As Screen Free Week 2012 approaches, Su Rubinoff shares some thoughts about some fundamental changes that electronic media have brought to our family lives.
These days, family members each have a cell phone, they do not need to share the family’s house phone. Most homes have more than one television so teenagers do not need to share or negotiate who is going to watch what. Often there is more than one car per household and older teens may have their own, they do not need to share or consider how their plans will fit with those of others. Continue reading →
“And to the extent to which he feels separate from the world he seeks knowledge of it. …Past and future states of being are seen wrestling with each other, perhaps more clearly than at any other period of childhood.” (M. Spock)

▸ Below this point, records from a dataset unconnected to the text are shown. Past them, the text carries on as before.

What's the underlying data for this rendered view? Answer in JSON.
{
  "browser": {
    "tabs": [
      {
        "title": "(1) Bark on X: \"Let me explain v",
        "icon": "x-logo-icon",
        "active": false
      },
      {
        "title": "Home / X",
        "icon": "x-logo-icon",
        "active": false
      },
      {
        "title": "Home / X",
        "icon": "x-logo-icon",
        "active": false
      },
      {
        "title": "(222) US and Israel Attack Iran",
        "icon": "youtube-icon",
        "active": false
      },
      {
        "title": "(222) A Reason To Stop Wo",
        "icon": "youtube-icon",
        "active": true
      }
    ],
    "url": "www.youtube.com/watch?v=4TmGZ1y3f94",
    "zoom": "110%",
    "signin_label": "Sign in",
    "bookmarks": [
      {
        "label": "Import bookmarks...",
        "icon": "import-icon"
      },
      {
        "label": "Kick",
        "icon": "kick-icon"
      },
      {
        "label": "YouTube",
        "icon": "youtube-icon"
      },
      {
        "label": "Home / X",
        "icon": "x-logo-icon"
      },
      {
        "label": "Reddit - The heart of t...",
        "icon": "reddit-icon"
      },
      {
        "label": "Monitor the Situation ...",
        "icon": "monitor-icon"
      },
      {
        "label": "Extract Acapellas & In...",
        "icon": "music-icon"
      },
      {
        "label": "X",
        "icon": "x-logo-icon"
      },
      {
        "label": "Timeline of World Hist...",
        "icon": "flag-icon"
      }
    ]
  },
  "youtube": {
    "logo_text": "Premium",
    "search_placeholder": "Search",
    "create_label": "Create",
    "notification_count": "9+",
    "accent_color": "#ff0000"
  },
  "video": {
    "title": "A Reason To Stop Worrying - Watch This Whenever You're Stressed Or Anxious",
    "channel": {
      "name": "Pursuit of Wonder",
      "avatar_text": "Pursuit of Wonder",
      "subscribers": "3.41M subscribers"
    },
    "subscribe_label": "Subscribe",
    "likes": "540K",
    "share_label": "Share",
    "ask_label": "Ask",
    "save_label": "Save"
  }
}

Parents at Waldorf schools hear much about the Nine Year Change, a distinct developmental change characterized by the child’s more realistic or critical outlook as he begins to move away from the dreamy world of early childhood. The growing consciousness of being an individual, present in the world yet separate from it can be unsettling. Parents and teachers may find themselves the objects of exacting, even hyper-critical assessment. Once familiar situations are now reviewed and carefully weighed in light of emerging realities the child is awakening to as the world comes into sharper focus. Some people see this as a brief glimpse of adolescence.